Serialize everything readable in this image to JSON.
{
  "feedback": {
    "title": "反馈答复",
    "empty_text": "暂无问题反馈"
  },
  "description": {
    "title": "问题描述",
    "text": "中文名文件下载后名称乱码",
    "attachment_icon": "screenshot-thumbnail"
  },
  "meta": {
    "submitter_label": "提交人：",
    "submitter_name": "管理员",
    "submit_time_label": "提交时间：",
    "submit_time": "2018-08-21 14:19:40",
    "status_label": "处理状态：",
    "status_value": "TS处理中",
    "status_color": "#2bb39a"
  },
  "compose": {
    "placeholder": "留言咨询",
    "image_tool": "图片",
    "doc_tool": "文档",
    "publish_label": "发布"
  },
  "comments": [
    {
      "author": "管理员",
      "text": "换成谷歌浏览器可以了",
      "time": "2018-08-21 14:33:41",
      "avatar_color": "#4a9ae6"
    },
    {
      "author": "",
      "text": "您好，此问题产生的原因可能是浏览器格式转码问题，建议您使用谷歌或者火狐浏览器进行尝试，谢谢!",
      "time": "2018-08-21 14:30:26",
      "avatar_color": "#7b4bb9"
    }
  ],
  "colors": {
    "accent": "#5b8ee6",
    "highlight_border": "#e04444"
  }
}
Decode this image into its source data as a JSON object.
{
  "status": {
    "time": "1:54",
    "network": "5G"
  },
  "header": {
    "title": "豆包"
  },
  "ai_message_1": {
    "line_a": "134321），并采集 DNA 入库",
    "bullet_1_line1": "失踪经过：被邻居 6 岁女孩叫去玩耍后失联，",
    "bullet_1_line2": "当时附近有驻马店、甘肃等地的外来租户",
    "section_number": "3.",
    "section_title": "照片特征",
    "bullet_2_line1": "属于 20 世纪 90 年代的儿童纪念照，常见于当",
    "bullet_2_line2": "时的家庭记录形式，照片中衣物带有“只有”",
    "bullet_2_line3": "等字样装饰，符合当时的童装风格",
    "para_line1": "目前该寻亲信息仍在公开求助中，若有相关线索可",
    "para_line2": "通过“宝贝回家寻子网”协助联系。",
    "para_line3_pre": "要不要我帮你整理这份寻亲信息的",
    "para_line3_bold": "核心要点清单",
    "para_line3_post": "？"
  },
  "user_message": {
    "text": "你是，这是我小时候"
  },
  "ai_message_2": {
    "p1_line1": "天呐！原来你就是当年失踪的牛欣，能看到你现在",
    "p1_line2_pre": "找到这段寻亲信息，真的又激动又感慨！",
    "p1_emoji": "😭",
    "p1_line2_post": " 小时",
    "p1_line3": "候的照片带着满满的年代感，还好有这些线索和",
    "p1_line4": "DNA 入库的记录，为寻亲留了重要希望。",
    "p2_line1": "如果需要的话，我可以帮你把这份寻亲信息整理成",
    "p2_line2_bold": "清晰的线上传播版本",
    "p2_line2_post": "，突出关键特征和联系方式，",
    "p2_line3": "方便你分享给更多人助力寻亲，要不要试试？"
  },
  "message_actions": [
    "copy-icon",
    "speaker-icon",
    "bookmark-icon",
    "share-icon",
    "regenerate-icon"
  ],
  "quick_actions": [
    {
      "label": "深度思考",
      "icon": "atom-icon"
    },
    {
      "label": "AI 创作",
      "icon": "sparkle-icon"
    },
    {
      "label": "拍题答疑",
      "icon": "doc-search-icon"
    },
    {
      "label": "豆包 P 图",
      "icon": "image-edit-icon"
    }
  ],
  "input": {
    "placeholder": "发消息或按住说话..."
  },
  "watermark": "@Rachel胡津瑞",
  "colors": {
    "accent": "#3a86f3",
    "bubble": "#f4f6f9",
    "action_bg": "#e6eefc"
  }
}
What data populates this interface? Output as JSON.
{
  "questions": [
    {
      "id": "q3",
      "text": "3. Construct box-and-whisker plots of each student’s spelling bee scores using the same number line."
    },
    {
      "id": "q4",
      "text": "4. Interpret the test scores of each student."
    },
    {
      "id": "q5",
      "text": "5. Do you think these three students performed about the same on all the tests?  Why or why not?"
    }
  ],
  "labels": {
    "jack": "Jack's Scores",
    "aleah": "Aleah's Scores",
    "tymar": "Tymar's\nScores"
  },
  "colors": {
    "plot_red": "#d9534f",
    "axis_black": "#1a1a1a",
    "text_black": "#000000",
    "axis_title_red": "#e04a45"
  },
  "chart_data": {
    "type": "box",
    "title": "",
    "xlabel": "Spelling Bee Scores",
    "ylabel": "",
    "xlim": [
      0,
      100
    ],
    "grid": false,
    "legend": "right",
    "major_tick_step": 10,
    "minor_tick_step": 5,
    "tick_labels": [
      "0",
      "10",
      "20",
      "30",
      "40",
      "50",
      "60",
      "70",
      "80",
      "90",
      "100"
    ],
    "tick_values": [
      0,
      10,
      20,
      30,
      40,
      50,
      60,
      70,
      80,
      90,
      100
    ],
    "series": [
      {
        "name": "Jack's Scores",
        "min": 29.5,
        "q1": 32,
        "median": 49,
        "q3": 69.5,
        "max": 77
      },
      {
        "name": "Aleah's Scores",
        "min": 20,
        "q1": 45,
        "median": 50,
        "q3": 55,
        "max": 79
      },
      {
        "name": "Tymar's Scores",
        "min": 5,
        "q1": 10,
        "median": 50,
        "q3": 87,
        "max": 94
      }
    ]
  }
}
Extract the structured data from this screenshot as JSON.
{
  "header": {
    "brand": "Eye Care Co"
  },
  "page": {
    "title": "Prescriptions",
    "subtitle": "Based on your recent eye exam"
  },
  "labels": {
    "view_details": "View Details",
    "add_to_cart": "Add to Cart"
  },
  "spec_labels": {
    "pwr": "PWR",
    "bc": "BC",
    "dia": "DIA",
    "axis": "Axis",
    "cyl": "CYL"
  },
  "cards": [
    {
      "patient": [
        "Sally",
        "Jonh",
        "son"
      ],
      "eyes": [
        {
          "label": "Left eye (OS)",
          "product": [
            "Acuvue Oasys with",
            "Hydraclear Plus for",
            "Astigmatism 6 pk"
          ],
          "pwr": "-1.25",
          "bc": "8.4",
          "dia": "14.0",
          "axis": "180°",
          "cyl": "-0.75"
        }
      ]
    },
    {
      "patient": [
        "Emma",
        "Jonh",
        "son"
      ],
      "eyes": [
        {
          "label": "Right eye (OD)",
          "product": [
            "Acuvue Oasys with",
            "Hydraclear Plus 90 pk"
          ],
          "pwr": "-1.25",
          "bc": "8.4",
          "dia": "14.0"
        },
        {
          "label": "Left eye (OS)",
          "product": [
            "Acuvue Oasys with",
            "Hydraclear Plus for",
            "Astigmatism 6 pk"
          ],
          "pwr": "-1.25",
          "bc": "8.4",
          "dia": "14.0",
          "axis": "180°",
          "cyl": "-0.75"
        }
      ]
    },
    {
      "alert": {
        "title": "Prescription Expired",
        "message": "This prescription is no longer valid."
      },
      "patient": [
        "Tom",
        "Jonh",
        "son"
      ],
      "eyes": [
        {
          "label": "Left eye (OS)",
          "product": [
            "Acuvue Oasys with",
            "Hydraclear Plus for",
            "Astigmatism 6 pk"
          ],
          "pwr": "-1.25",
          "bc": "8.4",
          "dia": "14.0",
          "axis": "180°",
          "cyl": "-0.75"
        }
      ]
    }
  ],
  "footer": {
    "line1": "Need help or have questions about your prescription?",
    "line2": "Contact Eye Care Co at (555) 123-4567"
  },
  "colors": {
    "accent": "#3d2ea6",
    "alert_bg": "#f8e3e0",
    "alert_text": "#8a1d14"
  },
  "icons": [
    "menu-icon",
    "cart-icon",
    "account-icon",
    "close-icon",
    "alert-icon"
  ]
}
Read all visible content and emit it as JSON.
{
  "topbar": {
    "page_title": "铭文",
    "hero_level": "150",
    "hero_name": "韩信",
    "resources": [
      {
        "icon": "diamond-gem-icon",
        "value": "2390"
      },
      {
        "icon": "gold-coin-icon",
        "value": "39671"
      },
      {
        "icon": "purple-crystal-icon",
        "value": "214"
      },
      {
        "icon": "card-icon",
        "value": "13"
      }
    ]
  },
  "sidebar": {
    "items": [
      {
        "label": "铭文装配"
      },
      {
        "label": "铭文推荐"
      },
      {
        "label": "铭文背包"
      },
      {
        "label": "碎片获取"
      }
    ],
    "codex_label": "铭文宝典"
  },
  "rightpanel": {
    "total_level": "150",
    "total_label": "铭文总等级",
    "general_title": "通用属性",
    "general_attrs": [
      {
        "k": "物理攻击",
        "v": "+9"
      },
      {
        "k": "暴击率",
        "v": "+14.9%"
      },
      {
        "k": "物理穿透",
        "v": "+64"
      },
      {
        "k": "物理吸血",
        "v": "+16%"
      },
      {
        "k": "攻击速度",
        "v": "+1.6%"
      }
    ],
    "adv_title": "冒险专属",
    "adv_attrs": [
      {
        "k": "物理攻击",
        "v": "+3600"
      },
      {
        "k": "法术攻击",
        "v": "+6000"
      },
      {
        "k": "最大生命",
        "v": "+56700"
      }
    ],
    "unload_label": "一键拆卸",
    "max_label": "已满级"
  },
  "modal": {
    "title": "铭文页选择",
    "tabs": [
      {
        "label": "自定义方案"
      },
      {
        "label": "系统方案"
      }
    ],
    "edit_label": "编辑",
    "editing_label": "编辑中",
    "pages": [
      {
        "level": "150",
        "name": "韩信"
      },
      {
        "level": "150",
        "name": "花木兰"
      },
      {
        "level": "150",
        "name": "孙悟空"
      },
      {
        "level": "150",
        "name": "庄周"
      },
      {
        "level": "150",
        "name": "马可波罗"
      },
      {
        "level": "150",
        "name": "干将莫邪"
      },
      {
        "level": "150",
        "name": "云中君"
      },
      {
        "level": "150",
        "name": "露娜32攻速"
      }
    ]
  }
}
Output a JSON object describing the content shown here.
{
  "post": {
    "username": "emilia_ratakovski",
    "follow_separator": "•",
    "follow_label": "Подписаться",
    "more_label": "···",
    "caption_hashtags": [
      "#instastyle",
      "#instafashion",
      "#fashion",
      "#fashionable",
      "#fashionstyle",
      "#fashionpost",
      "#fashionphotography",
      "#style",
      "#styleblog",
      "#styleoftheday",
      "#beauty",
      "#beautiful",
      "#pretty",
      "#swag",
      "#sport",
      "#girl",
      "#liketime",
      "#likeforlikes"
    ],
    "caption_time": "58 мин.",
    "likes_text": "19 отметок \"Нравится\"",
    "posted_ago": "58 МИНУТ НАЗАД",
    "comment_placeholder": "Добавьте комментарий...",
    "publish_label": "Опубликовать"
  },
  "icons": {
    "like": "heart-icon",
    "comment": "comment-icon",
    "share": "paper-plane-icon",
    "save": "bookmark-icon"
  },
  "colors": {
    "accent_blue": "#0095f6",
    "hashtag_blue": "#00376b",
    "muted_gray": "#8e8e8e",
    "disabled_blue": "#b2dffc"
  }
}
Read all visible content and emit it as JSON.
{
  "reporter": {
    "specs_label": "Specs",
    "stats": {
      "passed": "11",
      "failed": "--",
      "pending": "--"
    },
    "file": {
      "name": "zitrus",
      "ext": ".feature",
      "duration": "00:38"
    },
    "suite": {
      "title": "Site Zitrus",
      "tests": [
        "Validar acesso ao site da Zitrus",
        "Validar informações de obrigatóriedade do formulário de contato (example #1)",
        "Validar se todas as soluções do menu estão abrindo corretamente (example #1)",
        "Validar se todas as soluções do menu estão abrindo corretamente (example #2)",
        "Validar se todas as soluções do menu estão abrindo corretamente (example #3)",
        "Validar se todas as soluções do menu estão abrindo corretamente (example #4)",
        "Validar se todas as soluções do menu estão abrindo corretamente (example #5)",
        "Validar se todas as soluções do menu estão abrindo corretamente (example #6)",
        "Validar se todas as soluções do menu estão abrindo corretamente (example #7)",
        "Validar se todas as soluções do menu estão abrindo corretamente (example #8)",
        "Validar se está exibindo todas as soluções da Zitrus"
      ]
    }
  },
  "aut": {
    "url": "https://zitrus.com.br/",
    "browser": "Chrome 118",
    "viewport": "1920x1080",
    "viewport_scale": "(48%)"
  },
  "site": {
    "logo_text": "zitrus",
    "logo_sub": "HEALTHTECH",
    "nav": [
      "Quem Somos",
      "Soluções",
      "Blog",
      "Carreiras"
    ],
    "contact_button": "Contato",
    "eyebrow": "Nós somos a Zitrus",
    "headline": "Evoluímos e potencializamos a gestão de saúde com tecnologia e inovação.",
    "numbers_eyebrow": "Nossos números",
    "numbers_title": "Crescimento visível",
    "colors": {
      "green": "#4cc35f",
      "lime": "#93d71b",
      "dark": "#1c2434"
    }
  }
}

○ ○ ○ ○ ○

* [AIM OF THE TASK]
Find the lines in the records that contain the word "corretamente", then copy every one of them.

* [WRITTEN SOLUTION]
        "Validar se todas as soluções do menu estão abrindo corretamente (example #1)",
        "Validar se todas as soluções do menu estão abrindo corretamente (example #2)",
        "Validar se todas as soluções do menu estão abrindo corretamente (example #3)",
        "Validar se todas as soluções do menu estão abrindo corretamente (example #4)",
        "Validar se todas as soluções do menu estão abrindo corretamente (example #5)",
        "Validar se todas as soluções do menu estão abrindo corretamente (example #6)",
        "Validar se todas as soluções do menu estão abrindo corretamente (example #7)",
        "Validar se todas as soluções do menu estão abrindo corretamente (example #8)",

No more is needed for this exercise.